Survival now rests on one of two lucky breaks: either a donation from one of the academy's wealthy supporters, or talks that will be held next month with the University of Central England, in Birmingham, which has been asked to incorporate the academy into its existing estate.

Yesterday, the academy's chairman, Dr Barry Turner, said that all current activities are currently on hold. "If UCE agrees, we could afford to get things off the ground again," he said.

"In the meantime, Birmingham Council has provided some money for us to join a fusion programme and offer some writing master-classes at the end of this year."

It's a far cry from the grand scheme launched in 2002, and represents a sad decline in fortunes since September. Back then, Dr Turner told Pandora: "We have secured funding to keep our office going for the next three years."

* Here's a tale to put Pete Townshend right back into the news pages.

A week ago, the music "bible" NME announced that Townshend and his sidekick Roger Daltrey were to be assistant producers of a film about their band The Who's 1960s heyday.

Since then, there's been a dramatic U-turn, and Townshend has issued a formal statement attacking the documentary.

Writing on his internet site, Townshend says he's no longer a "driving force" behind My Generation: Who's Still Who, and will try to prevent his band's songs from being used in it.

Apparently, he's upset that the film's director, Oscar winner Murray Lerner, has asked fans to submit contemporary bootleg footage, "however shocking or exotic".

"My music - Who music - is not a commodity I will make unconditionally available to film-makers," he writes. "My entire mission is to preserve the integrity of Who music, and I'd rather offer it to sell soap than have it turned into a 'soap' by Lerner."

* There is further evidence that Madonna - who once embraced the land of flat caps and tweed - is falling out of love with the English way of life.

Increasingly based in her native US, the first woman of pop (who has also given up shooting) will this week deliver a snub to London, and launch her new children's book in New York.

There will be no bash for Lotsa de Casha in the UK. Instead, the publishers, Puffin, have circulated a Q&A-style press release, in which Madge reveals the literary influences behind her kiddies' book.

They are: "Anything from CS Lewis, to Charlotte's Web, to The Little Prince, to Nancy Drew murder mysteries, to the poems of Sylvia Plath." Sylvia Plath?

* The sad death of Patsy Calton, the Liberal Democrat MP for Cheadle, has already set Westminster buzzing with talk of a by-election.

One man in the running for the knife-edge poll is Tim Collins, the former Tory frontbencher, who lost his seat (also in the North-West) to the Lib Dems at the general election.

Collins has previously told friends that his preferred route back onto the Conservative benches would not be a by-election, since "he'd prefer to go through a normal selection process".

The marginal Cheadle (maj 4,000) will be tempting, though: it offers a chance for revenge on the party that booted him out of office, and would catapult Collins, a Harry Potter lookalike, into the thick of power-broking over his party's leadership.

* On Monday, I reported that Goldie Hawn failed to attend Sea Princess cruise liner's "christening" in Southampton - despite having been flown there in a private jet by the ship's owners.

The Hollywood beauty was said to have "fallen ill" signing her autobiography at a local bookshop earlier that day.
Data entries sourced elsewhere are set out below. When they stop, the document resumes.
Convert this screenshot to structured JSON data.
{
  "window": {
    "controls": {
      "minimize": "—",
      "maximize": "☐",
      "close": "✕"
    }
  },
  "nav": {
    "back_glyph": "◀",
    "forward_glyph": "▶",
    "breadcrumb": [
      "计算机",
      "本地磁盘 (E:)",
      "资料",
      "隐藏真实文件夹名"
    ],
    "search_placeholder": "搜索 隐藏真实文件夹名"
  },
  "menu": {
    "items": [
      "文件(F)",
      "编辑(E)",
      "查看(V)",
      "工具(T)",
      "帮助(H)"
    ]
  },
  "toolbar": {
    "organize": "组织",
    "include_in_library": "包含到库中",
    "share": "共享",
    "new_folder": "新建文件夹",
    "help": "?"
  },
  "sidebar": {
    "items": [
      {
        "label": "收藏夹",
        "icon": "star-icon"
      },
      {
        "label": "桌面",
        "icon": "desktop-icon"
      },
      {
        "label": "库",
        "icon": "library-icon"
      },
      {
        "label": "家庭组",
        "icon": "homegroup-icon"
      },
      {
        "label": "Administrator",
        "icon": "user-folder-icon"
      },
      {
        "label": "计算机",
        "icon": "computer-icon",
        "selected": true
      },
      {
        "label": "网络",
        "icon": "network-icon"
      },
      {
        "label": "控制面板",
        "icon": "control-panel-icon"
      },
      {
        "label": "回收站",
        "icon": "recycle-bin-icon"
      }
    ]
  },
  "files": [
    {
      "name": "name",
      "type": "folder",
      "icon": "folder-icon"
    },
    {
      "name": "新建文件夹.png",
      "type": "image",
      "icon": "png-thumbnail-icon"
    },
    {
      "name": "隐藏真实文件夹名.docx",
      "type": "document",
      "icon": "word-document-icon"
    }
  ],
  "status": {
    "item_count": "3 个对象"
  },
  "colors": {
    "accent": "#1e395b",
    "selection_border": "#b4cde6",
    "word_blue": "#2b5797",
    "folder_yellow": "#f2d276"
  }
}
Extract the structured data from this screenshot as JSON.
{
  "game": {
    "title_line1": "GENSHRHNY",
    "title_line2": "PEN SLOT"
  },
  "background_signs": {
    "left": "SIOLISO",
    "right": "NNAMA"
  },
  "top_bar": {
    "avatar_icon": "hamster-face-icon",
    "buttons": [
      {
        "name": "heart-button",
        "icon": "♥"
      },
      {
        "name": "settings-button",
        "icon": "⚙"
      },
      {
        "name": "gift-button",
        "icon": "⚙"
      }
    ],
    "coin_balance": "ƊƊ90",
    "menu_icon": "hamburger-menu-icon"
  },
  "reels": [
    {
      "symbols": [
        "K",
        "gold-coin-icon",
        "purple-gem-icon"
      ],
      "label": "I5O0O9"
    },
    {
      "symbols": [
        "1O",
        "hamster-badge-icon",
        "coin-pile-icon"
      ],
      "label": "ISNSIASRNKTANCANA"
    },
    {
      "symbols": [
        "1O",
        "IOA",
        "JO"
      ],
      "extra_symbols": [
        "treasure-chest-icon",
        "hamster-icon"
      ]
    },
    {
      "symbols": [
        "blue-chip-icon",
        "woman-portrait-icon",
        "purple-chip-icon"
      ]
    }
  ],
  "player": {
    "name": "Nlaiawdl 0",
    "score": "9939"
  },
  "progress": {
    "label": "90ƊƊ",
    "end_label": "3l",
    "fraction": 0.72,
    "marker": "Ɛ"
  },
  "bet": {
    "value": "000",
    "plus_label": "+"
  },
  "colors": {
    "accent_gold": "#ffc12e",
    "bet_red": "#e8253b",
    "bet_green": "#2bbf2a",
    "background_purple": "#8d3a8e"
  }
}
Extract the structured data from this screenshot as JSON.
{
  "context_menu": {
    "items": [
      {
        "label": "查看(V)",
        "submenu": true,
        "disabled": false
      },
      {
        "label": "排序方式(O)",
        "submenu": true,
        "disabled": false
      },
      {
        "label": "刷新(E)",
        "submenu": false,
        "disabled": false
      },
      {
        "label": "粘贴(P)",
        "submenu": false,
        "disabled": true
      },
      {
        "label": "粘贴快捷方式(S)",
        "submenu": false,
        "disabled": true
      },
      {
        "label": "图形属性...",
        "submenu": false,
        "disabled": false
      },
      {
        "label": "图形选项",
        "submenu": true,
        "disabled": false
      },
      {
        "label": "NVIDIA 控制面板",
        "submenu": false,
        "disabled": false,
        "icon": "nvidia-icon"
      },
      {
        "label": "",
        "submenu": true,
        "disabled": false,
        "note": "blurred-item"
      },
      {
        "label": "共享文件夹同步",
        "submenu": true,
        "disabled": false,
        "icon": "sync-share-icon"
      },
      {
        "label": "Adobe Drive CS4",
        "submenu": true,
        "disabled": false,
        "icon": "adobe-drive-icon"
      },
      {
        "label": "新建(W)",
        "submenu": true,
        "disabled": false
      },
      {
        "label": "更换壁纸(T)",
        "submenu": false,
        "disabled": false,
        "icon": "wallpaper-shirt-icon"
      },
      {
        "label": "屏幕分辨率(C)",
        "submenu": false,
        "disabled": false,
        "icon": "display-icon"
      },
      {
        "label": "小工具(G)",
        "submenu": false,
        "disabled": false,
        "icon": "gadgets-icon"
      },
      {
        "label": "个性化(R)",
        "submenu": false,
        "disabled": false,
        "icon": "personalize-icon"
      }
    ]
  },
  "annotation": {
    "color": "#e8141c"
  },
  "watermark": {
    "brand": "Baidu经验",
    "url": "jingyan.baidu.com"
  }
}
And now there are further signs that her book tour is taking its toll. "Enough of the tour, I want to stop," she told an audience at Hay. "It's so much harder than film tours: I have to meet lots of people and sign so many books. I always give them eye contact."

All of which has caused her to rethink ambitions of a West End debut: "It's that repetitive movement thing I mentioned before," she added. "I can't do the same thing again and again for very long." Apart from romantic comedy films, which she's been "doing" for 30 years. Ho hum!